Arshie Qureshi spoke to Shahid Rasool about his experience of studying in the US where he did his Master’s. Shahid was recently appointed Director, Commonwealth Education Media Centre for Asia, CEMCA. Before this, he was heading the EMMRC at Kashmir University
Q Share with us your first-day experience of being in a class of an American university.
On my first day at the University of Syracuse, I couldn’t gather much of what the professor said during the lecture. I couldn’t follow his words. His accent seemed totally alien. After the class, I went to him to share my concern. Then he slowed down, realising that there were some non-native English speakers in the class. Eventually, I picked up.
Q Tell us briefly what the pedagogical system is like in the US and how teaching is usually done there.
You have to be on your toes from 9am to 9pm, five days a week. You are encouraged to read more and more. In one of the classes, I remember, the teacher came to class with a trolley of books and asked students to pick books of their choice and select dates for themselves as to when they would return with the critical analysis of the book. A class spreads over a duration of three hours and the teacher only introduces the topic, followed by discussions. The sessions are very interactive and demand active participation. Also, there you don’t have a luxury of 70-75% attendance. You have to be in the class always with some specified exemptions.
Q How do teachers conduct themselves with relation to the students and the subject they teach?’
The teacher-student relation does not extend beyond academics. Teachers are always available to the students and they are required to make it known to the students when they would be available for consultations. Apart from that, they are available online almost all the time. Sometimes they even conduct exams online.
Q And what is expected of the students in that system?
Learning and personality development are the things that are most emphasised on in that system. They are provided liberal atmosphere to grow into critical thinkers. They train their students to work as professionals, and that’s how they are expected to work. The nature of assignments they give is such that those are actually applicable and are made use of. I was given an assigned to draft a business model for a radio station which was not making money due to onslaught of alternate media. There was no way I could make up things. I had to understand the existing structures, the market and the audience demands.
Q Personally, what merits and demerits did you nd in that system?

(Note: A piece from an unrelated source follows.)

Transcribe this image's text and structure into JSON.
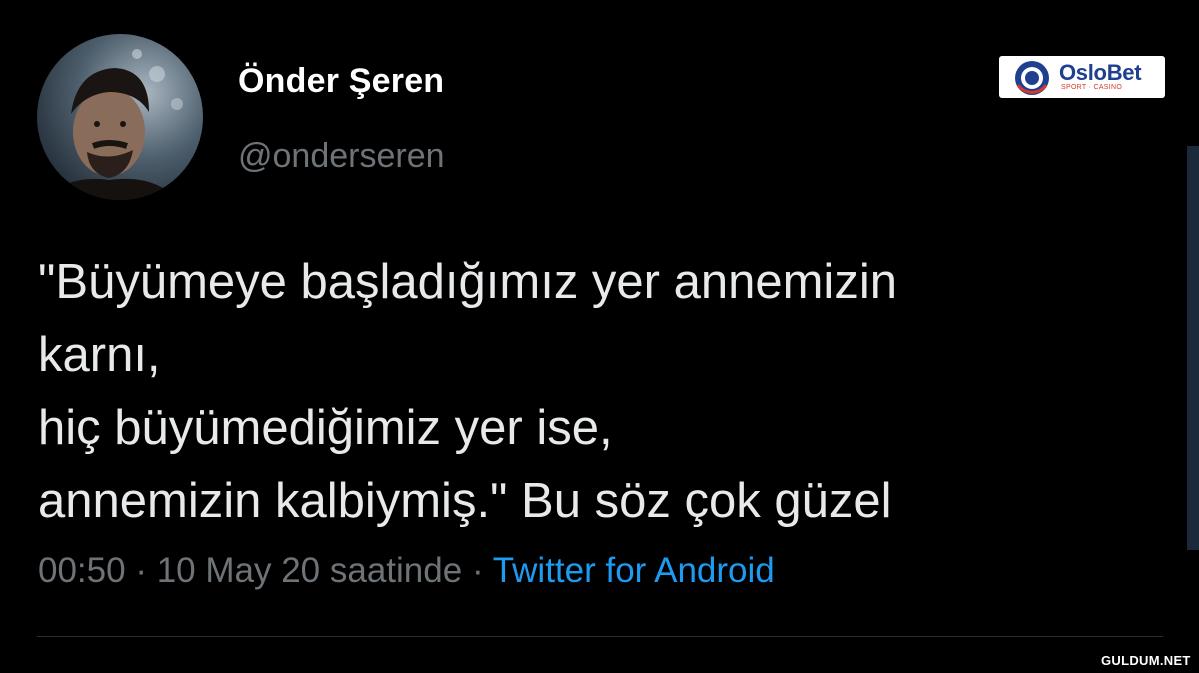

The merits and demerits depend on the taker. No system or culture is free of both. It depends on the receiver. I feel that the whole system makes students work harder for their education. Students are very serious about education. Students and teachers treat each other as equals. So students go to class prepared. They are encouraged to develop original thoughts and ideas.
However, some people who travel to the US easily get carried away by the things that are considered inappropriate in our culture. One should not blindly accept everything.
Q What are the things we can adopt here from the American education system without going for an overhaul, which is impossible?
The best academic works have been produced by those from the West. Their models and systems are functional. It would be better to try to introduce these models here, with adjustments to local settings, rather than trying to reinvent the wheel here. Having a specialised staff can always improve the quality of teaching. The examiners in the US used to mark all the papers with remarks so that the students learnt from their mistakes. These are the small things we can do to at least bring some changes in the education system.
Q Given your experience in the US, what long-term measures would you suggest for making our system of education worthwhile?
The examination system here needs an immediate change. That the system has failed reflects in the increasing number of students going for re-evaluation of their papers. They have lost faith in the system and why should the teachers not be made accountable? Why should the teachers not be subject to regular assessments? If the teacher is failing to attract students to the class, why should he or she be teaching the course?
Q How much did your education in the US change your outlook?
Travel always adds new perspectives to one’s outlook. My education in the US taught me acceptance and being open minded to learning. It taught me to focus on specific things.